**Raw data:**

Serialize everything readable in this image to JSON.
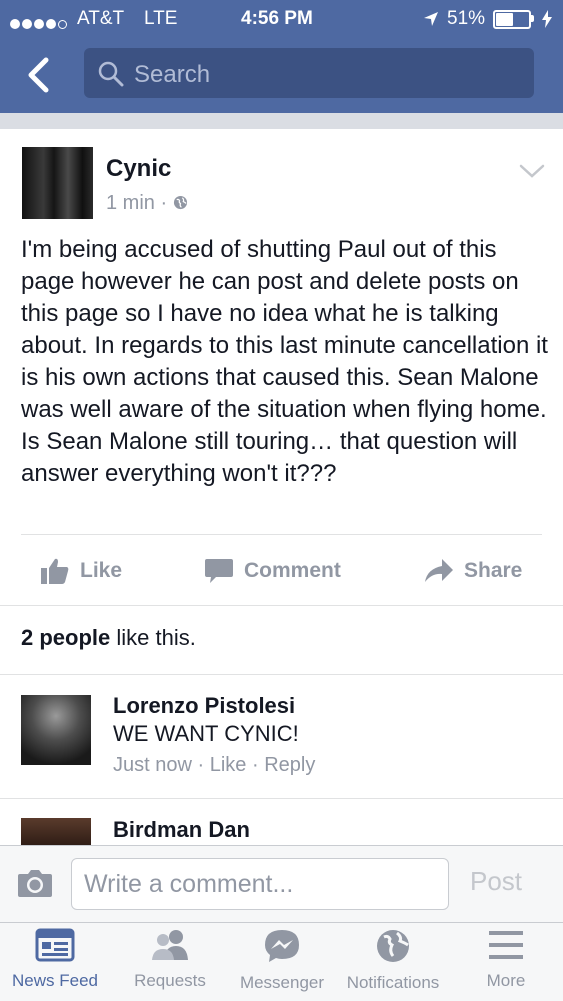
{
  "status_bar": {
    "carrier": "AT&T",
    "network": "LTE",
    "time": "4:56 PM",
    "battery": "51%",
    "battery_level": 0.51
  },
  "nav": {
    "back_icon": "chevron-left-icon",
    "search_placeholder": "Search"
  },
  "post": {
    "author": "Cynic",
    "time": "1 min",
    "privacy_icon": "globe-icon",
    "text": "I'm being accused of shutting Paul out of this page however he can post and delete posts on this page so I have no idea what he is talking about. In regards to this last minute cancellation it is his own actions that caused this. Sean Malone was well aware of the situation when flying home. Is Sean Malone still touring… that question will answer everything won't it???",
    "actions": {
      "like": "Like",
      "comment": "Comment",
      "share": "Share"
    },
    "likes_count": "2 people",
    "likes_suffix": " like this."
  },
  "comments": [
    {
      "name": "Lorenzo Pistolesi",
      "text": "WE WANT CYNIC!",
      "time": "Just now",
      "like": "Like",
      "reply": "Reply"
    },
    {
      "name": "Birdman Dan"
    }
  ],
  "composer": {
    "placeholder": "Write a comment...",
    "post_label": "Post"
  },
  "tabs": [
    {
      "label": "News Feed",
      "icon": "news-feed-icon",
      "active": true
    },
    {
      "label": "Requests",
      "icon": "friends-icon",
      "active": false
    },
    {
      "label": "Messenger",
      "icon": "messenger-icon",
      "active": false
    },
    {
      "label": "Notifications",
      "icon": "globe-icon",
      "active": false
    },
    {
      "label": "More",
      "icon": "menu-icon",
      "active": false
    }
  ],
  "colors": {
    "brand": "#4e69a2",
    "muted": "#9197a3",
    "text": "#141823"
  }
}
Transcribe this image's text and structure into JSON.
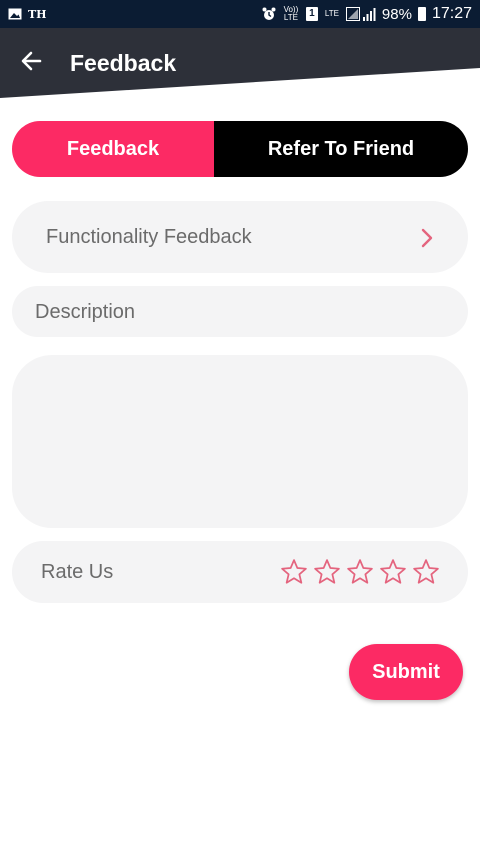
{
  "status_bar": {
    "carrier": "TH",
    "volte": "Vo)) LTE",
    "sim_slot": "1",
    "network": "LTE",
    "battery": "98%",
    "time": "17:27"
  },
  "header": {
    "title": "Feedback",
    "back_icon": "arrow-left-icon",
    "background_color": "#2d3039"
  },
  "tabs": [
    {
      "label": "Feedback",
      "active": true
    },
    {
      "label": "Refer To Friend",
      "active": false
    }
  ],
  "form": {
    "feedback_type": {
      "value": "Functionality Feedback",
      "icon": "chevron-right-icon"
    },
    "description_label": "Description",
    "description_value": "",
    "rating": {
      "label": "Rate Us",
      "value": 0,
      "max": 5
    },
    "submit_label": "Submit"
  },
  "colors": {
    "accent": "#fc2a64",
    "star": "#e4647e",
    "field_bg": "#f4f4f5",
    "status_bar": "#0b1c33"
  }
}
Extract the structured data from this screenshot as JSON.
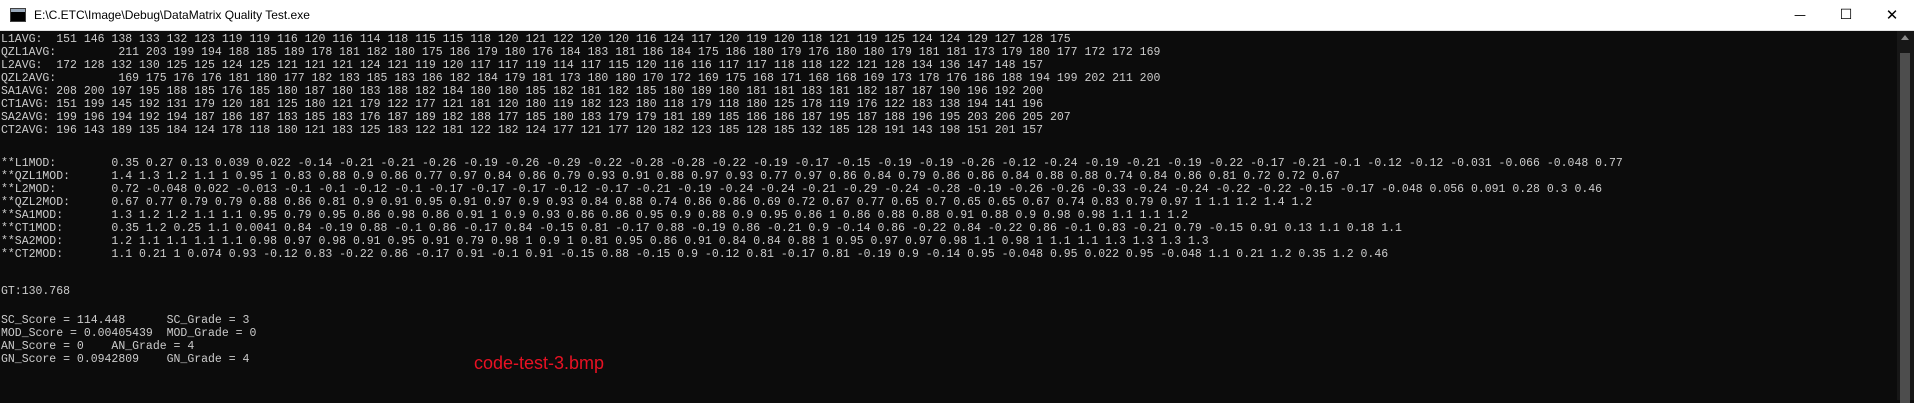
{
  "window": {
    "title": "E:\\C.ETC\\Image\\Debug\\DataMatrix Quality Test.exe",
    "app_icon": "console-window-icon",
    "controls": {
      "minimize": "—",
      "maximize": "☐",
      "close": "✕"
    }
  },
  "console": {
    "lines": [
      "L1AVG:  151 146 138 133 132 123 119 119 116 120 116 114 118 115 115 118 120 121 122 120 120 116 124 117 120 119 120 118 121 119 125 124 124 129 127 128 175",
      "QZL1AVG:         211 203 199 194 188 185 189 178 181 182 180 175 186 179 180 176 184 183 181 186 184 175 186 180 179 176 180 180 179 181 181 173 179 180 177 172 172 169",
      "L2AVG:  172 128 132 130 125 125 124 125 121 121 121 124 121 119 120 117 117 119 114 117 115 120 116 116 117 117 118 118 122 121 128 134 136 147 148 157",
      "QZL2AVG:         169 175 176 176 181 180 177 182 183 185 183 186 182 184 179 181 173 180 180 170 172 169 175 168 171 168 168 169 173 178 176 186 188 194 199 202 211 200",
      "SA1AVG: 208 200 197 195 188 185 176 185 180 187 180 183 188 182 184 180 180 185 182 181 182 185 180 189 180 181 181 183 181 182 187 187 190 196 192 200",
      "CT1AVG: 151 199 145 192 131 179 120 181 125 180 121 179 122 177 121 181 120 180 119 182 123 180 118 179 118 180 125 178 119 176 122 183 138 194 141 196",
      "SA2AVG: 199 196 194 192 194 187 186 187 183 185 183 176 187 189 182 188 177 185 180 183 179 179 181 189 185 186 186 187 195 187 188 196 195 203 206 205 207",
      "CT2AVG: 196 143 189 135 184 124 178 118 180 121 183 125 183 122 181 122 182 124 177 121 177 120 182 123 185 128 185 132 185 128 191 143 198 151 201 157",
      "",
      "**L1MOD:        0.35 0.27 0.13 0.039 0.022 -0.14 -0.21 -0.21 -0.26 -0.19 -0.26 -0.29 -0.22 -0.28 -0.28 -0.22 -0.19 -0.17 -0.15 -0.19 -0.19 -0.26 -0.12 -0.24 -0.19 -0.21 -0.19 -0.22 -0.17 -0.21 -0.1 -0.12 -0.12 -0.031 -0.066 -0.048 0.77",
      "**QZL1MOD:      1.4 1.3 1.2 1.1 1 0.95 1 0.83 0.88 0.9 0.86 0.77 0.97 0.84 0.86 0.79 0.93 0.91 0.88 0.97 0.93 0.77 0.97 0.86 0.84 0.79 0.86 0.86 0.84 0.88 0.88 0.74 0.84 0.86 0.81 0.72 0.72 0.67",
      "**L2MOD:        0.72 -0.048 0.022 -0.013 -0.1 -0.1 -0.12 -0.1 -0.17 -0.17 -0.17 -0.12 -0.17 -0.21 -0.19 -0.24 -0.24 -0.21 -0.29 -0.24 -0.28 -0.19 -0.26 -0.26 -0.33 -0.24 -0.24 -0.22 -0.22 -0.15 -0.17 -0.048 0.056 0.091 0.28 0.3 0.46",
      "**QZL2MOD:      0.67 0.77 0.79 0.79 0.88 0.86 0.81 0.9 0.91 0.95 0.91 0.97 0.9 0.93 0.84 0.88 0.74 0.86 0.86 0.69 0.72 0.67 0.77 0.65 0.7 0.65 0.65 0.67 0.74 0.83 0.79 0.97 1 1.1 1.2 1.4 1.2",
      "**SA1MOD:       1.3 1.2 1.2 1.1 1.1 0.95 0.79 0.95 0.86 0.98 0.86 0.91 1 0.9 0.93 0.86 0.86 0.95 0.9 0.88 0.9 0.95 0.86 1 0.86 0.88 0.88 0.91 0.88 0.9 0.98 0.98 1.1 1.1 1.2",
      "**CT1MOD:       0.35 1.2 0.25 1.1 0.0041 0.84 -0.19 0.88 -0.1 0.86 -0.17 0.84 -0.15 0.81 -0.17 0.88 -0.19 0.86 -0.21 0.9 -0.14 0.86 -0.22 0.84 -0.22 0.86 -0.1 0.83 -0.21 0.79 -0.15 0.91 0.13 1.1 0.18 1.1",
      "**SA2MOD:       1.2 1.1 1.1 1.1 1.1 0.98 0.97 0.98 0.91 0.95 0.91 0.79 0.98 1 0.9 1 0.81 0.95 0.86 0.91 0.84 0.84 0.88 1 0.95 0.97 0.97 0.98 1.1 0.98 1 1.1 1.1 1.3 1.3 1.3 1.3",
      "**CT2MOD:       1.1 0.21 1 0.074 0.93 -0.12 0.83 -0.22 0.86 -0.17 0.91 -0.1 0.91 -0.15 0.88 -0.15 0.9 -0.12 0.81 -0.17 0.81 -0.19 0.9 -0.14 0.95 -0.048 0.95 0.022 0.95 -0.048 1.1 0.21 1.2 0.35 1.2 0.46",
      "",
      "GT:130.768",
      "",
      "SC_Score = 114.448      SC_Grade = 3",
      "MOD_Score = 0.00405439  MOD_Grade = 0",
      "AN_Score = 0    AN_Grade = 4",
      "GN_Score = 0.0942809    GN_Grade = 4"
    ],
    "filename_label": "code-test-3.bmp"
  }
}
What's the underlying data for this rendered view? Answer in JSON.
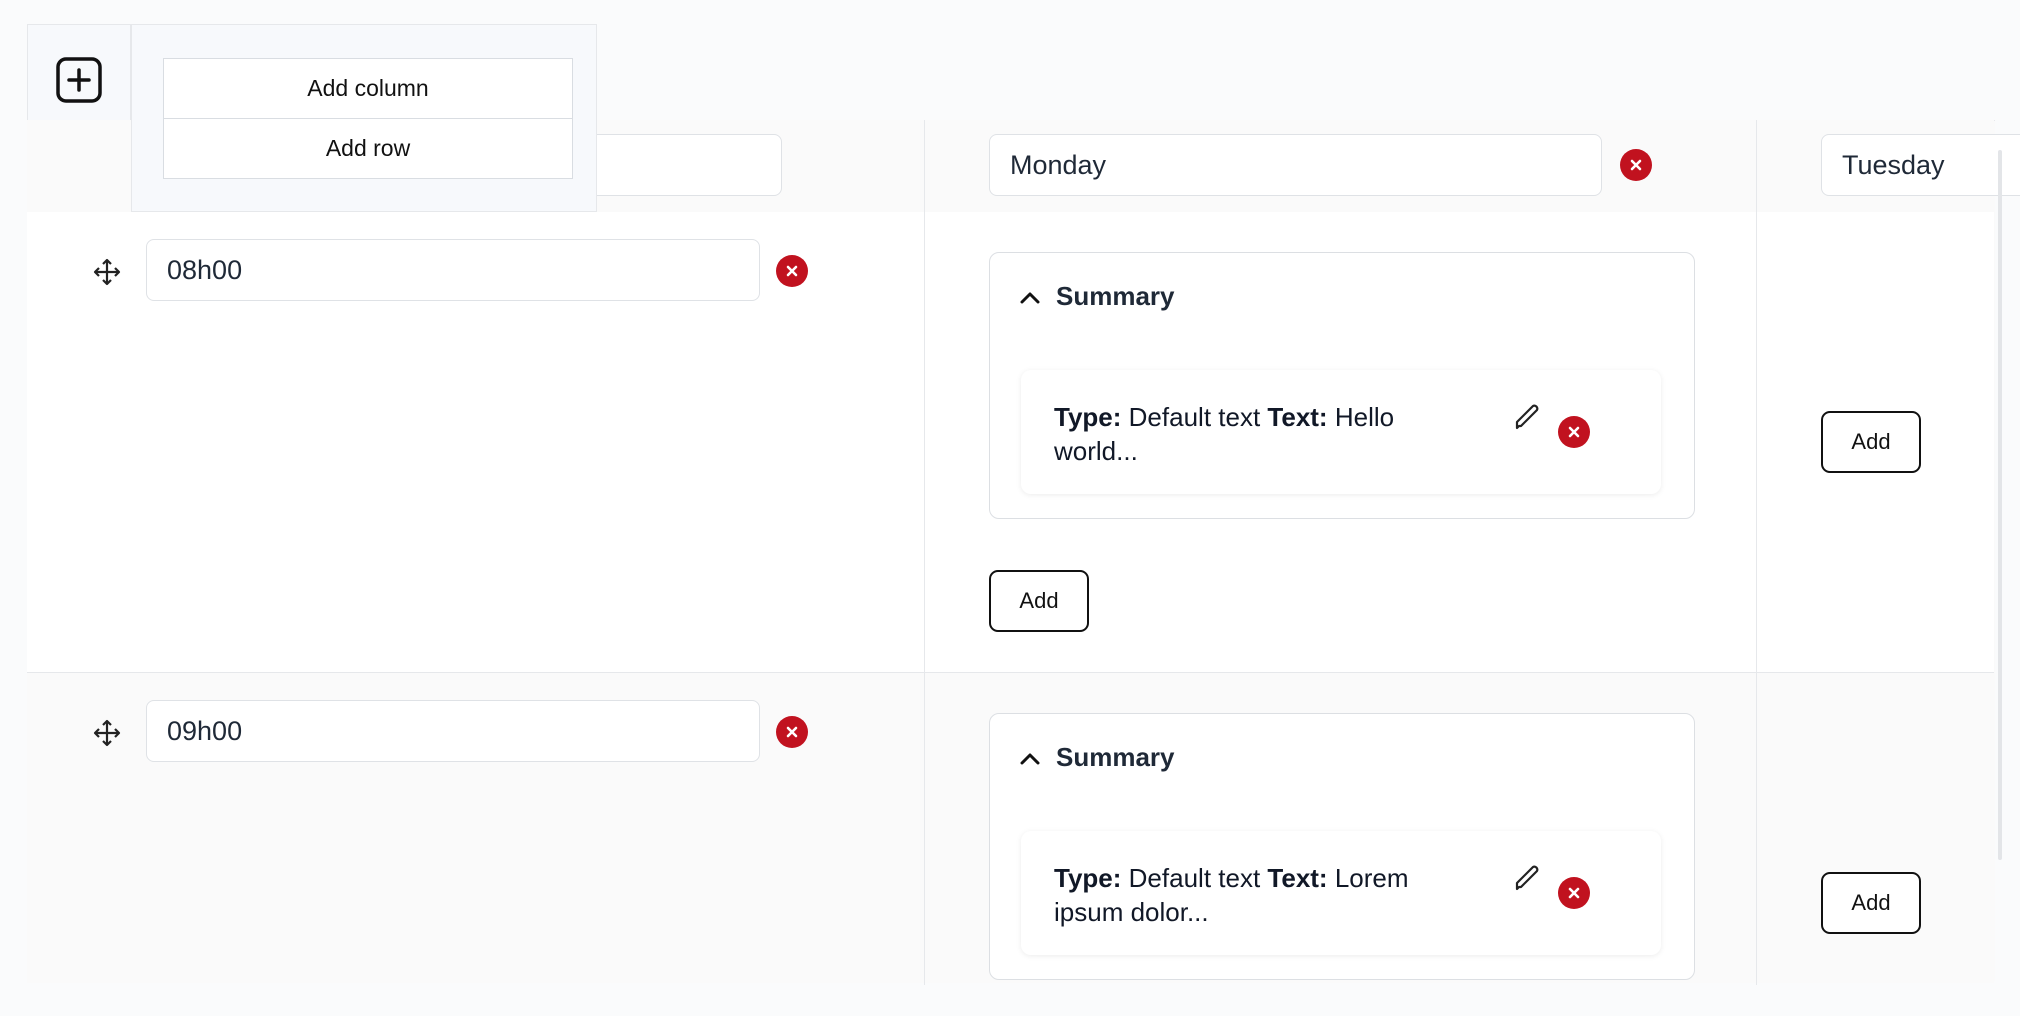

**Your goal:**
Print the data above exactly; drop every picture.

**Worked solution:**
Serialize everything readable in this image to JSON.
{
  "status_bar": {
    "carrier": "AT&T",
    "network": "LTE",
    "time": "4:56 PM",
    "battery": "51%",
    "battery_level": 0.51
  },
  "nav": {
    "back_icon": "chevron-left-icon",
    "search_placeholder": "Search"
  },
  "post": {
    "author": "Cynic",
    "time": "1 min",
    "privacy_icon": "globe-icon",
    "text": "I'm being accused of shutting Paul out of this page however he can post and delete posts on this page so I have no idea what he is talking about. In regards to this last minute cancellation it is his own actions that caused this. Sean Malone was well aware of the situation when flying home. Is Sean Malone still touring… that question will answer everything won't it???",
    "actions": {
      "like": "Like",
      "comment": "Comment",
      "share": "Share"
    },
    "likes_count": "2 people",
    "likes_suffix": " like this."
  },
  "comments": [
    {
      "name": "Lorenzo Pistolesi",
      "text": "WE WANT CYNIC!",
      "time": "Just now",
      "like": "Like",
      "reply": "Reply"
    },
    {
      "name": "Birdman Dan"
    }
  ],
  "composer": {
    "placeholder": "Write a comment...",
    "post_label": "Post"
  },
  "tabs": [
    {
      "label": "News Feed",
      "icon": "news-feed-icon",
      "active": true
    },
    {
      "label": "Requests",
      "icon": "friends-icon",
      "active": false
    },
    {
      "label": "Messenger",
      "icon": "messenger-icon",
      "active": false
    },
    {
      "label": "Notifications",
      "icon": "globe-icon",
      "active": false
    },
    {
      "label": "More",
      "icon": "menu-icon",
      "active": false
    }
  ],
  "colors": {
    "brand": "#4e69a2",
    "muted": "#9197a3",
    "text": "#141823"
  }
}
Transcribe this image's text and structure into JSON.
{
  "status_bar": {
    "carrier": "TH",
    "volte": "Vo)) LTE",
    "sim_slot": "1",
    "network": "LTE",
    "battery": "98%",
    "time": "17:27"
  },
  "header": {
    "title": "Feedback",
    "back_icon": "arrow-left-icon",
    "background_color": "#2d3039"
  },
  "tabs": [
    {
      "label": "Feedback",
      "active": true
    },
    {
      "label": "Refer To Friend",
      "active": false
    }
  ],
  "form": {
    "feedback_type": {
      "value": "Functionality Feedback",
      "icon": "chevron-right-icon"
    },
    "description_label": "Description",
    "description_value": "",
    "rating": {
      "label": "Rate Us",
      "value": 0,
      "max": 5
    },
    "submit_label": "Submit"
  },
  "colors": {
    "accent": "#fc2a64",
    "star": "#e4647e",
    "field_bg": "#f4f4f5",
    "status_bar": "#0b1c33"
  }
}
Extract the structured data from this screenshot as JSON.
{
  "window": {
    "title": "E:\\C.ETC\\Image\\Debug\\DataMatrix Quality Test.exe",
    "app_icon": "console-window-icon",
    "controls": {
      "minimize": "—",
      "maximize": "☐",
      "close": "✕"
    }
  },
  "console": {
    "lines": [
      "L1AVG:  151 146 138 133 132 123 119 119 116 120 116 114 118 115 115 118 120 121 122 120 120 116 124 117 120 119 120 118 121 119 125 124 124 129 127 128 175",
      "QZL1AVG:         211 203 199 194 188 185 189 178 181 182 180 175 186 179 180 176 184 183 181 186 184 175 186 180 179 176 180 180 179 181 181 173 179 180 177 172 172 169",
      "L2AVG:  172 128 132 130 125 125 124 125 121 121 121 124 121 119 120 117 117 119 114 117 115 120 116 116 117 117 118 118 122 121 128 134 136 147 148 157",
      "QZL2AVG:         169 175 176 176 181 180 177 182 183 185 183 186 182 184 179 181 173 180 180 170 172 169 175 168 171 168 168 169 173 178 176 186 188 194 199 202 211 200",
      "SA1AVG: 208 200 197 195 188 185 176 185 180 187 180 183 188 182 184 180 180 185 182 181 182 185 180 189 180 181 181 183 181 182 187 187 190 196 192 200",
      "CT1AVG: 151 199 145 192 131 179 120 181 125 180 121 179 122 177 121 181 120 180 119 182 123 180 118 179 118 180 125 178 119 176 122 183 138 194 141 196",
      "SA2AVG: 199 196 194 192 194 187 186 187 183 185 183 176 187 189 182 188 177 185 180 183 179 179 181 189 185 186 186 187 195 187 188 196 195 203 206 205 207",
      "CT2AVG: 196 143 189 135 184 124 178 118 180 121 183 125 183 122 181 122 182 124 177 121 177 120 182 123 185 128 185 132 185 128 191 143 198 151 201 157",
      "",
      "**L1MOD:        0.35 0.27 0.13 0.039 0.022 -0.14 -0.21 -0.21 -0.26 -0.19 -0.26 -0.29 -0.22 -0.28 -0.28 -0.22 -0.19 -0.17 -0.15 -0.19 -0.19 -0.26 -0.12 -0.24 -0.19 -0.21 -0.19 -0.22 -0.17 -0.21 -0.1 -0.12 -0.12 -0.031 -0.066 -0.048 0.77",
      "**QZL1MOD:      1.4 1.3 1.2 1.1 1 0.95 1 0.83 0.88 0.9 0.86 0.77 0.97 0.84 0.86 0.79 0.93 0.91 0.88 0.97 0.93 0.77 0.97 0.86 0.84 0.79 0.86 0.86 0.84 0.88 0.88 0.74 0.84 0.86 0.81 0.72 0.72 0.67",
      "**L2MOD:        0.72 -0.048 0.022 -0.013 -0.1 -0.1 -0.12 -0.1 -0.17 -0.17 -0.17 -0.12 -0.17 -0.21 -0.19 -0.24 -0.24 -0.21 -0.29 -0.24 -0.28 -0.19 -0.26 -0.26 -0.33 -0.24 -0.24 -0.22 -0.22 -0.15 -0.17 -0.048 0.056 0.091 0.28 0.3 0.46",
      "**QZL2MOD:      0.67 0.77 0.79 0.79 0.88 0.86 0.81 0.9 0.91 0.95 0.91 0.97 0.9 0.93 0.84 0.88 0.74 0.86 0.86 0.69 0.72 0.67 0.77 0.65 0.7 0.65 0.65 0.67 0.74 0.83 0.79 0.97 1 1.1 1.2 1.4 1.2",
      "**SA1MOD:       1.3 1.2 1.2 1.1 1.1 0.95 0.79 0.95 0.86 0.98 0.86 0.91 1 0.9 0.93 0.86 0.86 0.95 0.9 0.88 0.9 0.95 0.86 1 0.86 0.88 0.88 0.91 0.88 0.9 0.98 0.98 1.1 1.1 1.2",
      "**CT1MOD:       0.35 1.2 0.25 1.1 0.0041 0.84 -0.19 0.88 -0.1 0.86 -0.17 0.84 -0.15 0.81 -0.17 0.88 -0.19 0.86 -0.21 0.9 -0.14 0.86 -0.22 0.84 -0.22 0.86 -0.1 0.83 -0.21 0.79 -0.15 0.91 0.13 1.1 0.18 1.1",
      "**SA2MOD:       1.2 1.1 1.1 1.1 1.1 0.98 0.97 0.98 0.91 0.95 0.91 0.79 0.98 1 0.9 1 0.81 0.95 0.86 0.91 0.84 0.84 0.88 1 0.95 0.97 0.97 0.98 1.1 0.98 1 1.1 1.1 1.3 1.3 1.3 1.3",
      "**CT2MOD:       1.1 0.21 1 0.074 0.93 -0.12 0.83 -0.22 0.86 -0.17 0.91 -0.1 0.91 -0.15 0.88 -0.15 0.9 -0.12 0.81 -0.17 0.81 -0.19 0.9 -0.14 0.95 -0.048 0.95 0.022 0.95 -0.048 1.1 0.21 1.2 0.35 1.2 0.46",
      "",
      "GT:130.768",
      "",
      "SC_Score = 114.448      SC_Grade = 3",
      "MOD_Score = 0.00405439  MOD_Grade = 0",
      "AN_Score = 0    AN_Grade = 4",
      "GN_Score = 0.0942809    GN_Grade = 4"
    ],
    "filename_label": "code-test-3.bmp"
  }
}
What's the underlying data for this rendered view? Answer in JSON.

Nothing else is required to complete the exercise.